Extracted material:
-----

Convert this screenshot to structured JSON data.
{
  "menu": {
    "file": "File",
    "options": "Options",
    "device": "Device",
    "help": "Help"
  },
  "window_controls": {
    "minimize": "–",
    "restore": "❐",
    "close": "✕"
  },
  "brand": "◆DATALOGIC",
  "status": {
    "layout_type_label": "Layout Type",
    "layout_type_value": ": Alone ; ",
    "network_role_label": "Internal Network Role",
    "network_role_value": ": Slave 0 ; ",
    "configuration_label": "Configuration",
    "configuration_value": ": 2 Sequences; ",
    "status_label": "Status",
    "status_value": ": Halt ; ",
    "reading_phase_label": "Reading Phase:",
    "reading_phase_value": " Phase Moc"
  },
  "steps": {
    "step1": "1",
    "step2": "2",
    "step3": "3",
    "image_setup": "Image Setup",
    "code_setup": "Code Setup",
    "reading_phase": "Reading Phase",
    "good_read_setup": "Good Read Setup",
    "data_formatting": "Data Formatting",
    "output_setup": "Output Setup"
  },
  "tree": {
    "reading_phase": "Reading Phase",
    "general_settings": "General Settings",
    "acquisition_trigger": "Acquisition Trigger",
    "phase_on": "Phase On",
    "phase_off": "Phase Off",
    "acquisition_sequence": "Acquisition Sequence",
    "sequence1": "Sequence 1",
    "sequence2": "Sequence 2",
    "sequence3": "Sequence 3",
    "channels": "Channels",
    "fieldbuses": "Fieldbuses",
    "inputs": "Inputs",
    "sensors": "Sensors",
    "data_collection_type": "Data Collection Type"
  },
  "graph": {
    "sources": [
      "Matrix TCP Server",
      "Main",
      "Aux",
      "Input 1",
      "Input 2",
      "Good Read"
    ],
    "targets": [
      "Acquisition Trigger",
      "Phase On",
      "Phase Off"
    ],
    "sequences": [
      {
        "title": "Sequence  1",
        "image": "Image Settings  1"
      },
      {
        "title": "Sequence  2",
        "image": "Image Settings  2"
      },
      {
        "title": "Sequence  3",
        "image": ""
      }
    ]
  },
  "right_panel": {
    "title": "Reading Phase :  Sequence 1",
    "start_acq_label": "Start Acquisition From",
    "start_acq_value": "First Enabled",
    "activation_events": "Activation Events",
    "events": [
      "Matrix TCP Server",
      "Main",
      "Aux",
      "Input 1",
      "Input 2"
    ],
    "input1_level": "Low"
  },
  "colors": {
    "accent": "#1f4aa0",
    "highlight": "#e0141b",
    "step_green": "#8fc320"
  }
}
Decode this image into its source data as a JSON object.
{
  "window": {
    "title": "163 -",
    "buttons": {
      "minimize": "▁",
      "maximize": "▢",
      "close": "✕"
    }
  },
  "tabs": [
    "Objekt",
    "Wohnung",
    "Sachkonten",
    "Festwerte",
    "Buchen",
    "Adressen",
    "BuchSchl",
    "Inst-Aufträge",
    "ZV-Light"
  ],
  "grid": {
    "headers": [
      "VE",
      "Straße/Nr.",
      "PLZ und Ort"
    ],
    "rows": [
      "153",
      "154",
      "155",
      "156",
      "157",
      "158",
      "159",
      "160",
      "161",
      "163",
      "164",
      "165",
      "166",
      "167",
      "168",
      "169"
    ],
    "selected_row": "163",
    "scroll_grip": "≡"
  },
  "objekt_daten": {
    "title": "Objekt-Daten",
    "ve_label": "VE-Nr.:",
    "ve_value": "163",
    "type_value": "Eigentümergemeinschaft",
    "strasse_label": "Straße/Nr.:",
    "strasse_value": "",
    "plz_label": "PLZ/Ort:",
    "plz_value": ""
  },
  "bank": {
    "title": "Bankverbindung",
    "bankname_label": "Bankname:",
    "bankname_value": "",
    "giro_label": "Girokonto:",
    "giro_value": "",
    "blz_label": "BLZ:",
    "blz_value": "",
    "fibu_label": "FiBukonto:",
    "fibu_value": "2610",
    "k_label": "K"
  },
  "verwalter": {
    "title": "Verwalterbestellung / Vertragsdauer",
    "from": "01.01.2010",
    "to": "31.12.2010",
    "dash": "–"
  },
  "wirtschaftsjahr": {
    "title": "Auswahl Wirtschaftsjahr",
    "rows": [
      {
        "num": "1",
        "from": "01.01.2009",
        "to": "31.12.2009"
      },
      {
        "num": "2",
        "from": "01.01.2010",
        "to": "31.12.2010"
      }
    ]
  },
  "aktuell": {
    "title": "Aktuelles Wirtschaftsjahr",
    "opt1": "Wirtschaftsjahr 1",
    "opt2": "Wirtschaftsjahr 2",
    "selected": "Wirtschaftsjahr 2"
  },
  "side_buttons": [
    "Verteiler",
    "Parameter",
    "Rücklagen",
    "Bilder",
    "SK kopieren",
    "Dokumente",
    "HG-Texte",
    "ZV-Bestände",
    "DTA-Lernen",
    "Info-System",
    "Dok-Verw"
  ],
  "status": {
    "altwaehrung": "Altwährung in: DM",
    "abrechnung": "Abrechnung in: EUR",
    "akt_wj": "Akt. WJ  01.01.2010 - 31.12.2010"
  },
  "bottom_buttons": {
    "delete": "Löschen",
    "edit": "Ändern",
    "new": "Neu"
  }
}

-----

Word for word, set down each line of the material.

Convert this screenshot to structured JSON data.
{
  "menu": {
    "file": "File",
    "options": "Options",
    "device": "Device",
    "help": "Help"
  },
  "window_controls": {
    "minimize": "–",
    "restore": "❐",
    "close": "✕"
  },
  "brand": "◆DATALOGIC",
  "status": {
    "layout_type_label": "Layout Type",
    "layout_type_value": ": Alone ; ",
    "network_role_label": "Internal Network Role",
    "network_role_value": ": Slave 0 ; ",
    "configuration_label": "Configuration",
    "configuration_value": ": 2 Sequences; ",
    "status_label": "Status",
    "status_value": ": Halt ; ",
    "reading_phase_label": "Reading Phase:",
    "reading_phase_value": " Phase Moc"
  },
  "steps": {
    "step1": "1",
    "step2": "2",
    "step3": "3",
    "image_setup": "Image Setup",
    "code_setup": "Code Setup",
    "reading_phase": "Reading Phase",
    "good_read_setup": "Good Read Setup",
    "data_formatting": "Data Formatting",
    "output_setup": "Output Setup"
  },
  "tree": {
    "reading_phase": "Reading Phase",
    "general_settings": "General Settings",
    "acquisition_trigger": "Acquisition Trigger",
    "phase_on": "Phase On",
    "phase_off": "Phase Off",
    "acquisition_sequence": "Acquisition Sequence",
    "sequence1": "Sequence 1",
    "sequence2": "Sequence 2",
    "sequence3": "Sequence 3",
    "channels": "Channels",
    "fieldbuses": "Fieldbuses",
    "inputs": "Inputs",
    "sensors": "Sensors",
    "data_collection_type": "Data Collection Type"
  },
  "graph": {
    "sources": [
      "Matrix TCP Server",
      "Main",
      "Aux",
      "Input 1",
      "Input 2",
      "Good Read"
    ],
    "targets": [
      "Acquisition Trigger",
      "Phase On",
      "Phase Off"
    ],
    "sequences": [
      {
        "title": "Sequence  1",
        "image": "Image Settings  1"
      },
      {
        "title": "Sequence  2",
        "image": "Image Settings  2"
      },
      {
        "title": "Sequence  3",
        "image": ""
      }
    ]
  },
  "right_panel": {
    "title": "Reading Phase :  Sequence 1",
    "start_acq_label": "Start Acquisition From",
    "start_acq_value": "First Enabled",
    "activation_events": "Activation Events",
    "events": [
      "Matrix TCP Server",
      "Main",
      "Aux",
      "Input 1",
      "Input 2"
    ],
    "input1_level": "Low"
  },
  "colors": {
    "accent": "#1f4aa0",
    "highlight": "#e0141b",
    "step_green": "#8fc320"
  }
}
Decode this image into its source data as a JSON object.
{
  "window": {
    "title": "163 -",
    "buttons": {
      "minimize": "▁",
      "maximize": "▢",
      "close": "✕"
    }
  },
  "tabs": [
    "Objekt",
    "Wohnung",
    "Sachkonten",
    "Festwerte",
    "Buchen",
    "Adressen",
    "BuchSchl",
    "Inst-Aufträge",
    "ZV-Light"
  ],
  "grid": {
    "headers": [
      "VE",
      "Straße/Nr.",
      "PLZ und Ort"
    ],
    "rows": [
      "153",
      "154",
      "155",
      "156",
      "157",
      "158",
      "159",
      "160",
      "161",
      "163",
      "164",
      "165",
      "166",
      "167",
      "168",
      "169"
    ],
    "selected_row": "163",
    "scroll_grip": "≡"
  },
  "objekt_daten": {
    "title": "Objekt-Daten",
    "ve_label": "VE-Nr.:",
    "ve_value": "163",
    "type_value": "Eigentümergemeinschaft",
    "strasse_label": "Straße/Nr.:",
    "strasse_value": "",
    "plz_label": "PLZ/Ort:",
    "plz_value": ""
  },
  "bank": {
    "title": "Bankverbindung",
    "bankname_label": "Bankname:",
    "bankname_value": "",
    "giro_label": "Girokonto:",
    "giro_value": "",
    "blz_label": "BLZ:",
    "blz_value": "",
    "fibu_label": "FiBukonto:",
    "fibu_value": "2610",
    "k_label": "K"
  },
  "verwalter": {
    "title": "Verwalterbestellung / Vertragsdauer",
    "from": "01.01.2010",
    "to": "31.12.2010",
    "dash": "–"
  },
  "wirtschaftsjahr": {
    "title": "Auswahl Wirtschaftsjahr",
    "rows": [
      {
        "num": "1",
        "from": "01.01.2009",
        "to": "31.12.2009"
      },
      {
        "num": "2",
        "from": "01.01.2010",
        "to": "31.12.2010"
      }
    ]
  },
  "aktuell": {
    "title": "Aktuelles Wirtschaftsjahr",
    "opt1": "Wirtschaftsjahr 1",
    "opt2": "Wirtschaftsjahr 2",
    "selected": "Wirtschaftsjahr 2"
  },
  "side_buttons": [
    "Verteiler",
    "Parameter",
    "Rücklagen",
    "Bilder",
    "SK kopieren",
    "Dokumente",
    "HG-Texte",
    "ZV-Bestände",
    "DTA-Lernen",
    "Info-System",
    "Dok-Verw"
  ],
  "status": {
    "altwaehrung": "Altwährung in: DM",
    "abrechnung": "Abrechnung in: EUR",
    "akt_wj": "Akt. WJ  01.01.2010 - 31.12.2010"
  },
  "bottom_buttons": {
    "delete": "Löschen",
    "edit": "Ändern",
    "new": "Neu"
  }
}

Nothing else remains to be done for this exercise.